**PROMPT**
In the listing below, identify each line with the word "тепло" and return those lines.

·····

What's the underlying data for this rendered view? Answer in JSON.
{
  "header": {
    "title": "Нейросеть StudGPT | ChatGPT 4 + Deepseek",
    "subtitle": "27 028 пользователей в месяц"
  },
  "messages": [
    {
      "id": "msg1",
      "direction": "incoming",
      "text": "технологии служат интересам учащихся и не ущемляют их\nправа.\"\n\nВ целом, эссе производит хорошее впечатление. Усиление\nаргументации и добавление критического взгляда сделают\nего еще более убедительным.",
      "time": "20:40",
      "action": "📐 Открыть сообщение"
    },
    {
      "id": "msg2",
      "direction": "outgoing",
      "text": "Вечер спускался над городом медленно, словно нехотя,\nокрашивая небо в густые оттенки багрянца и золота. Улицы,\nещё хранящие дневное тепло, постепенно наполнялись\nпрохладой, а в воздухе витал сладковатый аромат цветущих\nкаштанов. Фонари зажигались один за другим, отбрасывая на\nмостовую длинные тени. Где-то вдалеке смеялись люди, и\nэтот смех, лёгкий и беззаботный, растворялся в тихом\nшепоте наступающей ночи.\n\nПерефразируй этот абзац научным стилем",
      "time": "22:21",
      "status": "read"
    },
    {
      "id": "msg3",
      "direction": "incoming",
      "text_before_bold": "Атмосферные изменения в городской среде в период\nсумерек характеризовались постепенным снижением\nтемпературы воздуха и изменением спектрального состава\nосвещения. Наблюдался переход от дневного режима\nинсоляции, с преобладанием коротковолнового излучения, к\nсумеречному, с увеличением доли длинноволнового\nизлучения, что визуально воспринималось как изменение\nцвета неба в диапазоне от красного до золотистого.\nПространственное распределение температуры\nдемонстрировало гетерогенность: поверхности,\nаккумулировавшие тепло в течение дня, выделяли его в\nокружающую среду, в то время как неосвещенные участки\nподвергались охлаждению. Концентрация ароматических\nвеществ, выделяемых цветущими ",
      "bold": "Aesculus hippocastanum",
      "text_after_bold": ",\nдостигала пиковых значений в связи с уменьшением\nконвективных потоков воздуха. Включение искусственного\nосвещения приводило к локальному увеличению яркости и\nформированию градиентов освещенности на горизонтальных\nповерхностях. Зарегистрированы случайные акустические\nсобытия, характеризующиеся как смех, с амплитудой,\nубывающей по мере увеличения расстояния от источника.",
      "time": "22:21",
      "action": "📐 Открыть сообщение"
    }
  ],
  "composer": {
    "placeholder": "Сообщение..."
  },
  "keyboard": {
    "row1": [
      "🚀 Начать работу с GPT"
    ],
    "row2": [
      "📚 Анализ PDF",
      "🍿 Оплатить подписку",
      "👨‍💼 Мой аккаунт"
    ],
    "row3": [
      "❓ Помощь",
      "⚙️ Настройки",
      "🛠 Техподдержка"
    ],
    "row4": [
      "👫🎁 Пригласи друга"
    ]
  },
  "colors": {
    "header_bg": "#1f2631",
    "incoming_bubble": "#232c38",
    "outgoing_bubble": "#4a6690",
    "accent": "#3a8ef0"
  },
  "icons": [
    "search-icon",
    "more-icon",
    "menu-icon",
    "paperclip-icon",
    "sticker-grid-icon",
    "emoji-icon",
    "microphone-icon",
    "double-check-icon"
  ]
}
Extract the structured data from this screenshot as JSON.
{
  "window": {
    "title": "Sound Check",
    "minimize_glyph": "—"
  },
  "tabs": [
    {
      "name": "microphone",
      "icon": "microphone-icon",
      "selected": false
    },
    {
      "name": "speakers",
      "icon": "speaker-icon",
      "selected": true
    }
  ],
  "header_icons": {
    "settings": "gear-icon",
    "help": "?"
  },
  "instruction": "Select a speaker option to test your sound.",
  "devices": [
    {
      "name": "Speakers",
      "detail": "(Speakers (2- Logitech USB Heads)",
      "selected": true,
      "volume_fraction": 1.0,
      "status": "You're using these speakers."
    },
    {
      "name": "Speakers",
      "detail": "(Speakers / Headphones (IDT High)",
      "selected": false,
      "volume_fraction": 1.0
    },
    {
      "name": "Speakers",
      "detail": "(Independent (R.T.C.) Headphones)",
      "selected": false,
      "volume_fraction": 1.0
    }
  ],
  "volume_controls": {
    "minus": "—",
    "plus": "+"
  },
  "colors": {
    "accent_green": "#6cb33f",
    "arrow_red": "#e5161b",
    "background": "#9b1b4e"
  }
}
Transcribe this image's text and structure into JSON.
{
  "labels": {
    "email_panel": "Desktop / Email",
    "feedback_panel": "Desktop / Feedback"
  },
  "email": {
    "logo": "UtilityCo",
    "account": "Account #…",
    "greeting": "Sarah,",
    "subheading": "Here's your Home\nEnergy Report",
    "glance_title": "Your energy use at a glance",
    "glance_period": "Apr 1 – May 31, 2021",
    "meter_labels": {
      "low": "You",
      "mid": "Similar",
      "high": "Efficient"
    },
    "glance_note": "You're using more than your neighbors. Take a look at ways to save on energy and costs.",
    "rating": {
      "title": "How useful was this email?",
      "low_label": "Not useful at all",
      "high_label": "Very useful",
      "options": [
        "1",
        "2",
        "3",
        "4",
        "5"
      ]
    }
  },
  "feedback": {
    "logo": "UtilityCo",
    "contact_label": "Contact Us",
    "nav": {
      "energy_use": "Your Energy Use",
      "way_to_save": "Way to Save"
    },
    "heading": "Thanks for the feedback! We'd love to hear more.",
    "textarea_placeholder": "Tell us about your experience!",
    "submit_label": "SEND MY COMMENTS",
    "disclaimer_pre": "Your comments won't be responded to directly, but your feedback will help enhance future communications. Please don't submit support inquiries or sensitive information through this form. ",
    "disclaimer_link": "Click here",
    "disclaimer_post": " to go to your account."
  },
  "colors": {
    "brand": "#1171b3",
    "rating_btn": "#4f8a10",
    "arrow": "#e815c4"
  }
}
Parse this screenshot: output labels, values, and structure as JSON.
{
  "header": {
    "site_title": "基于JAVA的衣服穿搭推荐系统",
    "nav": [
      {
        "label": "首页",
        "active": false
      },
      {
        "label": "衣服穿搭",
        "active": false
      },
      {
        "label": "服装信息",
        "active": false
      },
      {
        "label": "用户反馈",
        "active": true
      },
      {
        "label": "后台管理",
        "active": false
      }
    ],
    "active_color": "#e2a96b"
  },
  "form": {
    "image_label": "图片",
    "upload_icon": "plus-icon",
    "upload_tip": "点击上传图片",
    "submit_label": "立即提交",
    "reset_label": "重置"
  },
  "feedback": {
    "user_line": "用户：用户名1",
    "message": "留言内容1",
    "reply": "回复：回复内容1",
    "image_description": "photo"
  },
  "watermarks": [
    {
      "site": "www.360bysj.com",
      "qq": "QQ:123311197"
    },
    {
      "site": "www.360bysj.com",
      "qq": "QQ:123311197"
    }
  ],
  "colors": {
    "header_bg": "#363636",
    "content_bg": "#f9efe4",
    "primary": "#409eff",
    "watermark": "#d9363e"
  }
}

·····

**REPLY**
      "text": "Вечер спускался над городом медленно, словно нехотя,\nокрашивая небо в густые оттенки багрянца и золота. Улицы,\nещё хранящие дневное тепло, постепенно наполнялись\nпрохладой, а в воздухе витал сладковатый аромат цветущих\nкаштанов. Фонари зажигались один за другим, отбрасывая на\nмостовую длинные тени. Где-то вдалеке смеялись люди, и\nэтот смех, лёгкий и беззаботный, растворялся в тихом\nшепоте наступающей ночи.\n\nПерефразируй этот абзац научным стилем",
      "text_before_bold": "Атмосферные изменения в городской среде в период\nсумерек характеризовались постепенным снижением\nтемпературы воздуха и изменением спектрального состава\nосвещения. Наблюдался переход от дневного режима\nинсоляции, с преобладанием коротковолнового излучения, к\nсумеречному, с увеличением доли длинноволнового\nизлучения, что визуально воспринималось как изменение\nцвета неба в диапазоне от красного до золотистого.\nПространственное распределение температуры\nдемонстрировало гетерогенность: поверхности,\nаккумулировавшие тепло в течение дня, выделяли его в\nокружающую среду, в то время как неосвещенные участки\nподвергались охлаждению. Концентрация ароматических\nвеществ, выделяемых цветущими ",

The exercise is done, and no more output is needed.